[Records from a dataset]

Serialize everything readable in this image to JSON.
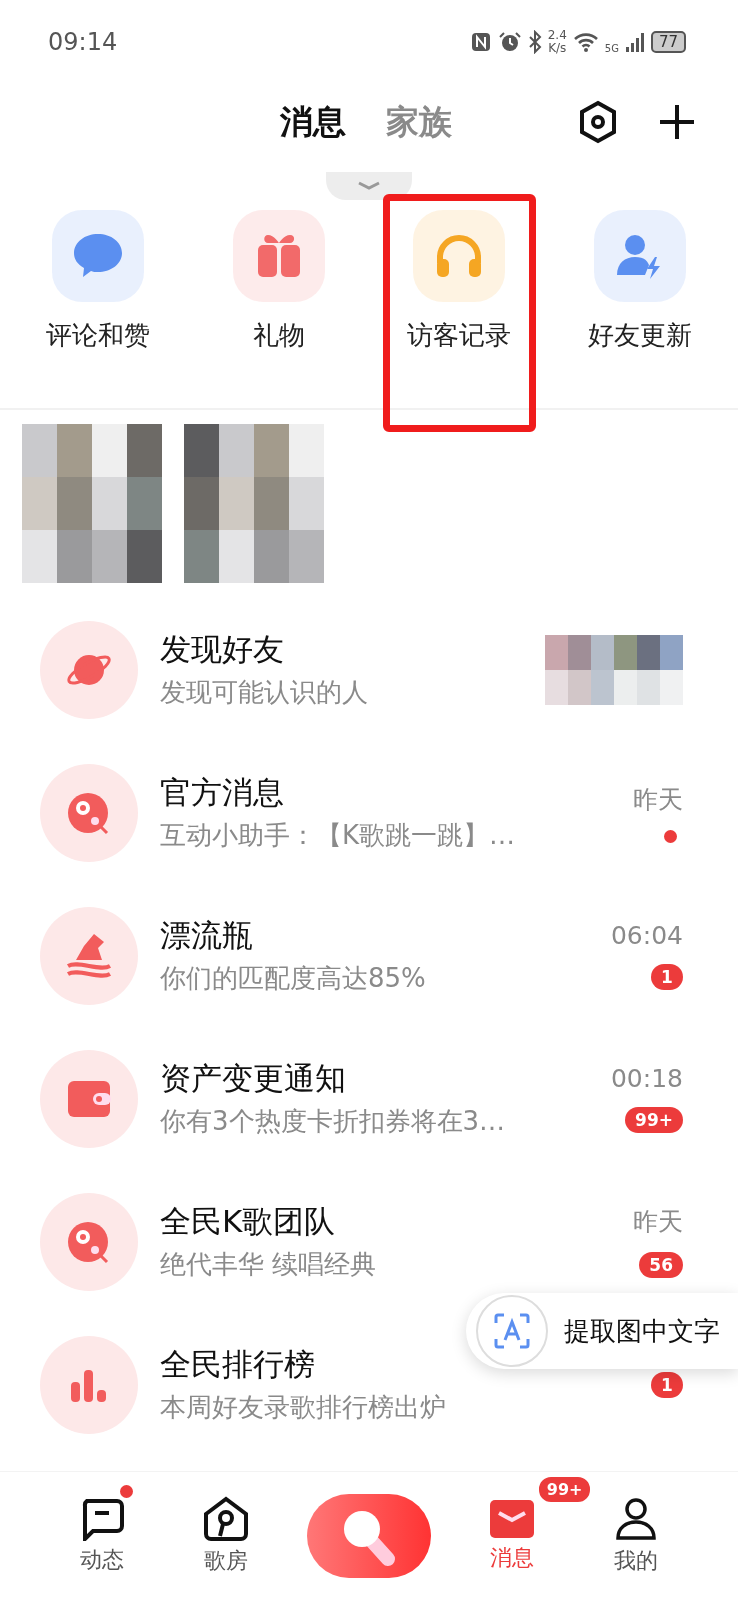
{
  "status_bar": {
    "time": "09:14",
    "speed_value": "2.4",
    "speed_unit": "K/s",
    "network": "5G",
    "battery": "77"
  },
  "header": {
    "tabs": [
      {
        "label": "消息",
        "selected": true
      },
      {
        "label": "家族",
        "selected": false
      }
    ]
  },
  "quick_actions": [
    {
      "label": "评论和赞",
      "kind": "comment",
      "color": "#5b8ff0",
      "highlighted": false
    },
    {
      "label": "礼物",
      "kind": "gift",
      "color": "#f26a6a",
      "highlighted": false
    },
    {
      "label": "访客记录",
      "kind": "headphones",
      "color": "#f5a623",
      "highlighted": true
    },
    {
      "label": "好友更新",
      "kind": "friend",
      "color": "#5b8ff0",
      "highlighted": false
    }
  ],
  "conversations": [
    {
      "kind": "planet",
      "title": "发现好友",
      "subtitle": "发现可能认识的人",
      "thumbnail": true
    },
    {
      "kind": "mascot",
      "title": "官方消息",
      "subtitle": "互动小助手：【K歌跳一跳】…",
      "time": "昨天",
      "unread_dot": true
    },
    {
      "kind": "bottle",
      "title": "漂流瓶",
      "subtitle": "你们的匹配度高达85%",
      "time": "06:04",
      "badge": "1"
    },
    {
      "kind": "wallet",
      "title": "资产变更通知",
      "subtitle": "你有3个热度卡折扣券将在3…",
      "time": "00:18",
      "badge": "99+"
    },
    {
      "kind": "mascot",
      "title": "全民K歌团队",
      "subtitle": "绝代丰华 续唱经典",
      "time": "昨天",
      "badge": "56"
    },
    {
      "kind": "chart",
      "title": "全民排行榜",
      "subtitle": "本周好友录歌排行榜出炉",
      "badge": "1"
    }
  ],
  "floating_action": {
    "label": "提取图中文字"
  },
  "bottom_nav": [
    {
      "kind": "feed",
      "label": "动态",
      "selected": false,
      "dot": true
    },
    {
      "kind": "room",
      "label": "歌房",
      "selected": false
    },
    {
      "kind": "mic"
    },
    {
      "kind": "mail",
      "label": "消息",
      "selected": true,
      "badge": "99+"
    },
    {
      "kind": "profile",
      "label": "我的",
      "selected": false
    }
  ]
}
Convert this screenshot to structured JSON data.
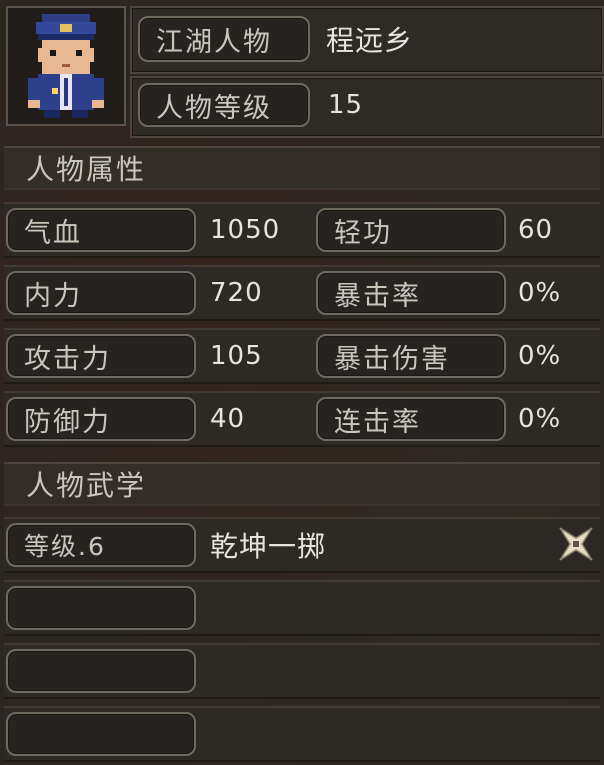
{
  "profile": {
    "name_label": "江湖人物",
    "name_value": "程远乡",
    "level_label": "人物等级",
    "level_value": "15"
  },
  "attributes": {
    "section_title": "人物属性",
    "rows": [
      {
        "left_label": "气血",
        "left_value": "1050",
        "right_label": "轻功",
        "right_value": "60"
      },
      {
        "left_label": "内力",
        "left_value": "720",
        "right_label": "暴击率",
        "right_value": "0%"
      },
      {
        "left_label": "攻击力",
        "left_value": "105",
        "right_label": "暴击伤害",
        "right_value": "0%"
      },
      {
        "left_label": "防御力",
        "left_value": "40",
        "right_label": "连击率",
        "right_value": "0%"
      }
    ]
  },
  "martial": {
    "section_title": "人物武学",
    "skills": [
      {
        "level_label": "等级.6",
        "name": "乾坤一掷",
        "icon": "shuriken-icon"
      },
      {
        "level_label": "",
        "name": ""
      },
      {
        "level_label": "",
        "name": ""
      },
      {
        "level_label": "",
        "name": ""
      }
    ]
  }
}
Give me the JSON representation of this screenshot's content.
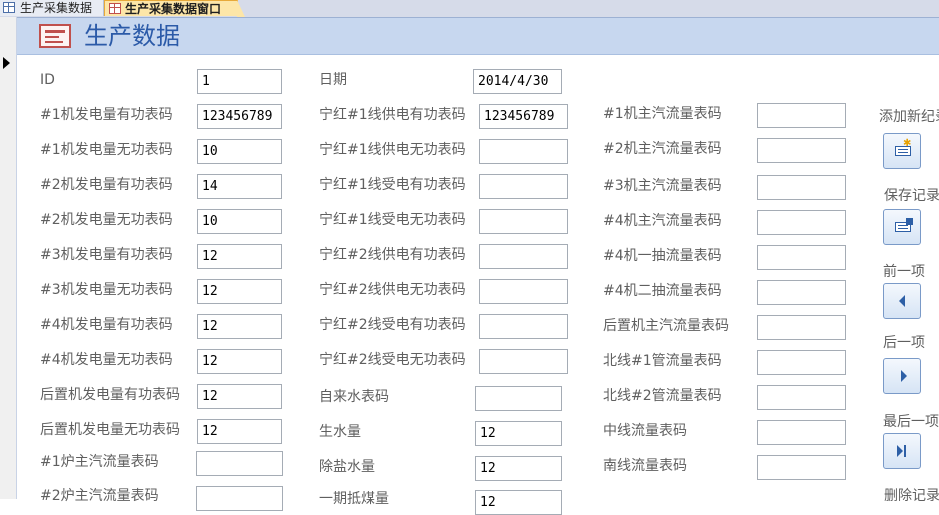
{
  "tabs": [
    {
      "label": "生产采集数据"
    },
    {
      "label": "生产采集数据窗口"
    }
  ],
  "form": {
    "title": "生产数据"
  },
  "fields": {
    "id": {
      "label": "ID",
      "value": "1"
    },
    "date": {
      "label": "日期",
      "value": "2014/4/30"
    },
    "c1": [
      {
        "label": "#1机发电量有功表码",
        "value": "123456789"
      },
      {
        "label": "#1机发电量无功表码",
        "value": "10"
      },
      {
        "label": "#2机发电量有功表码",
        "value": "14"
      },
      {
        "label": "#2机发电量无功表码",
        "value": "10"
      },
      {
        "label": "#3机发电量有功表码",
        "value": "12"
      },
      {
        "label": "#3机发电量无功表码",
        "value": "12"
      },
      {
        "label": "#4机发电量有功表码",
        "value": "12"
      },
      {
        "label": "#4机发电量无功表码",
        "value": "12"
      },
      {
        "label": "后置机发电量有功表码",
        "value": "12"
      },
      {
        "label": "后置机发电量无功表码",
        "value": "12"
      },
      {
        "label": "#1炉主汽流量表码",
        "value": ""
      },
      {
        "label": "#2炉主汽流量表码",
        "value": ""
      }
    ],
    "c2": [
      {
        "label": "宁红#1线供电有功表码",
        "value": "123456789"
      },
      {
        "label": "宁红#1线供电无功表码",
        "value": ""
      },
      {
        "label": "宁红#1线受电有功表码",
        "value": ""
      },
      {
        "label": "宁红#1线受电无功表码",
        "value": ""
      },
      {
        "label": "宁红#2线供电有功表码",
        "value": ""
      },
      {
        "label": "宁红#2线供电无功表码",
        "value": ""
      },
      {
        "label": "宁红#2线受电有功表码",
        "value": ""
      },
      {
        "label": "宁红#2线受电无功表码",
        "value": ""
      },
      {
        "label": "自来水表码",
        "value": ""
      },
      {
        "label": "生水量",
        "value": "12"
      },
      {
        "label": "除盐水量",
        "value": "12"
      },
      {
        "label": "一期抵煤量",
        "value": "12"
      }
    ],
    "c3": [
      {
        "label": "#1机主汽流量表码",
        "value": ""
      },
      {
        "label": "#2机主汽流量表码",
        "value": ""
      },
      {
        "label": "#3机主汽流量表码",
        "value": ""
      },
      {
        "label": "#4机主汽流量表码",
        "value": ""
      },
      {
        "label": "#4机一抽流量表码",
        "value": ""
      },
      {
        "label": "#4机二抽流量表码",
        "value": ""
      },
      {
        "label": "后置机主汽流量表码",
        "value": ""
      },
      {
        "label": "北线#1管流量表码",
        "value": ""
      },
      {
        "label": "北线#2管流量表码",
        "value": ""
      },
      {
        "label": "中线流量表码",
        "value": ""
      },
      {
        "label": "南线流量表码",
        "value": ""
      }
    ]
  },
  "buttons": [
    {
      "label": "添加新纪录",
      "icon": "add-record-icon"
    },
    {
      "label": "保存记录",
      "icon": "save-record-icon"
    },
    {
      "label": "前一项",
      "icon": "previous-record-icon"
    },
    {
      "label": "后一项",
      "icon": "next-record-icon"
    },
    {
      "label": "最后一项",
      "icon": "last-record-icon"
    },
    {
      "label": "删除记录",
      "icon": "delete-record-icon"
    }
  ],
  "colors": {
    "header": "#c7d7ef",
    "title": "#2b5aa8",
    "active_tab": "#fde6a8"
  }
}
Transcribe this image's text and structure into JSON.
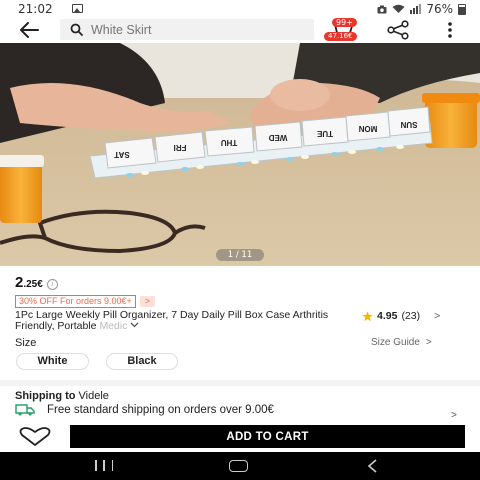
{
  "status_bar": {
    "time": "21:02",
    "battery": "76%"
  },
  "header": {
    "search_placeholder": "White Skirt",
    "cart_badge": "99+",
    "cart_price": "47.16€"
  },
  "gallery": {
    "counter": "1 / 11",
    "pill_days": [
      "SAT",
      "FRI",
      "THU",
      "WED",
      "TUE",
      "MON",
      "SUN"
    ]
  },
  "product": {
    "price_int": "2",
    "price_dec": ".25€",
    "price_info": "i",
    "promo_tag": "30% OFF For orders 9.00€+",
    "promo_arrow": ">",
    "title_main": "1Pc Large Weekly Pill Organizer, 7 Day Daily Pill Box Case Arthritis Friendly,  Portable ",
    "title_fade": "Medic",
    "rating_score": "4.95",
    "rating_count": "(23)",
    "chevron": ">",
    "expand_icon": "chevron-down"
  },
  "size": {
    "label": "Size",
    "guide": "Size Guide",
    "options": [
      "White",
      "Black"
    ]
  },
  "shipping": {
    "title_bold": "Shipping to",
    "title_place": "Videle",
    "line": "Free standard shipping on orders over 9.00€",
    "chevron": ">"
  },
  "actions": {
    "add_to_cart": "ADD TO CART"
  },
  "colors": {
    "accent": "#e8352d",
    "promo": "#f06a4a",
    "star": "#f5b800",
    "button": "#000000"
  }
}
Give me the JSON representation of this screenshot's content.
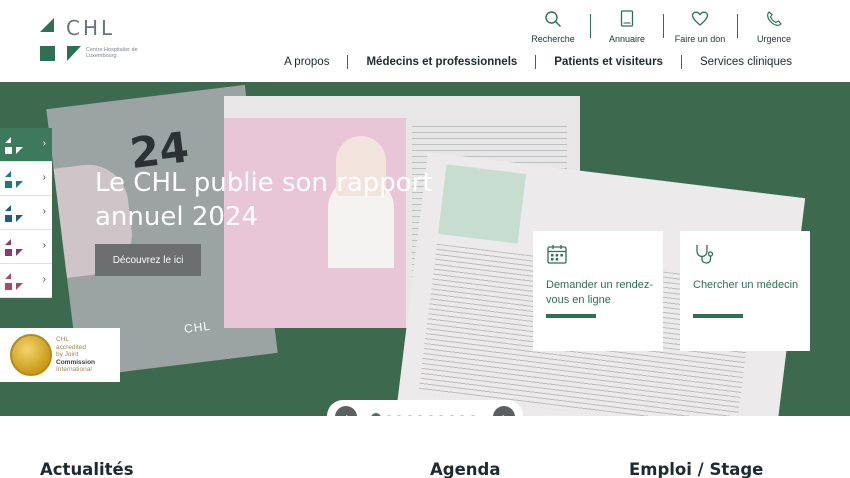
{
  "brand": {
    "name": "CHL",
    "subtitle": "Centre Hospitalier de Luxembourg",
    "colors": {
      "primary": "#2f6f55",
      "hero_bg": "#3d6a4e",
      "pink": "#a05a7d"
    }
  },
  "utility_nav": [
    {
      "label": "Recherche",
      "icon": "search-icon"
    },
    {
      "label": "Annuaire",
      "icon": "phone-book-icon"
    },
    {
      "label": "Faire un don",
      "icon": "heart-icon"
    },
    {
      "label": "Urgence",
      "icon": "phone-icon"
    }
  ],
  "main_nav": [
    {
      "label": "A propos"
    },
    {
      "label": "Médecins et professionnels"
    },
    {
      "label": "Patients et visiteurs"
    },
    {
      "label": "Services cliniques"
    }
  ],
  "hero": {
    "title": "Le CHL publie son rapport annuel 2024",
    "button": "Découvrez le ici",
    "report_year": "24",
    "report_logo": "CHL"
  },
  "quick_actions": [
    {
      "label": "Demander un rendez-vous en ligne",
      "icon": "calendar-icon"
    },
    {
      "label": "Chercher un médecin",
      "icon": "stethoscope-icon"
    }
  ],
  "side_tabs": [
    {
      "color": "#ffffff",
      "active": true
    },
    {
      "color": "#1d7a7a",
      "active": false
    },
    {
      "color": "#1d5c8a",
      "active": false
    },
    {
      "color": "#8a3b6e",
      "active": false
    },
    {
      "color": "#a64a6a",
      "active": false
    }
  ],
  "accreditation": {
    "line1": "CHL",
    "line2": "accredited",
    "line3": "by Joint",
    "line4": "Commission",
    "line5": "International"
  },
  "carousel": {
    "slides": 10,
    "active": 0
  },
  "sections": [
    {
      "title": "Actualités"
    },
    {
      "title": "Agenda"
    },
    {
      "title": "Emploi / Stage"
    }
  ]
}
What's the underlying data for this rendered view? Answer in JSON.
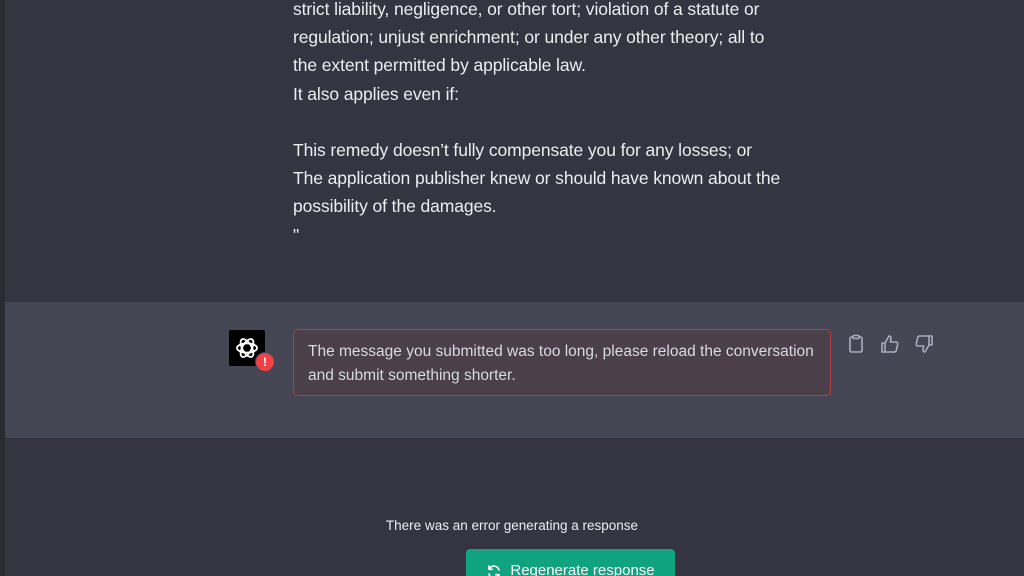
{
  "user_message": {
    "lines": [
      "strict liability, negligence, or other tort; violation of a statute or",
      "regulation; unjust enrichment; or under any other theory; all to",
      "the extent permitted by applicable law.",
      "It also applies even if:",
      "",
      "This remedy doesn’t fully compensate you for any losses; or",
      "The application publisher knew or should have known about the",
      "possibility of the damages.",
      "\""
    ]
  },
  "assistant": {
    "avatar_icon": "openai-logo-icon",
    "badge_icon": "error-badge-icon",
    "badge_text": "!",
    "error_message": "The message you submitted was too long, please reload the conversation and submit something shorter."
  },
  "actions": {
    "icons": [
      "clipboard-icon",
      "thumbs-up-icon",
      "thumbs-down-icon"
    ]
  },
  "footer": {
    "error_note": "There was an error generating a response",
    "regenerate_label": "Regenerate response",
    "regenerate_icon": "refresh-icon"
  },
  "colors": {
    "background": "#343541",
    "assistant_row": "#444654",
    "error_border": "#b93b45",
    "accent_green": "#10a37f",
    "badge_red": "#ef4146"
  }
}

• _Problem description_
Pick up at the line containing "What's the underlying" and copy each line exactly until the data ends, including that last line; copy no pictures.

• _Reply_
What's the underlying data for this rendered view? Answer in JSON.
{
  "user_message": {
    "lines": [
      "strict liability, negligence, or other tort; violation of a statute or",
      "regulation; unjust enrichment; or under any other theory; all to",
      "the extent permitted by applicable law.",
      "It also applies even if:",
      "",
      "This remedy doesn’t fully compensate you for any losses; or",
      "The application publisher knew or should have known about the",
      "possibility of the damages.",
      "\""
    ]
  },
  "assistant": {
    "avatar_icon": "openai-logo-icon",
    "badge_icon": "error-badge-icon",
    "badge_text": "!",
    "error_message": "The message you submitted was too long, please reload the conversation and submit something shorter."
  },
  "actions": {
    "icons": [
      "clipboard-icon",
      "thumbs-up-icon",
      "thumbs-down-icon"
    ]
  },
  "footer": {
    "error_note": "There was an error generating a response",
    "regenerate_label": "Regenerate response",
    "regenerate_icon": "refresh-icon"
  },
  "colors": {
    "background": "#343541",
    "assistant_row": "#444654",
    "error_border": "#b93b45",
    "accent_green": "#10a37f",
    "badge_red": "#ef4146"
  }
}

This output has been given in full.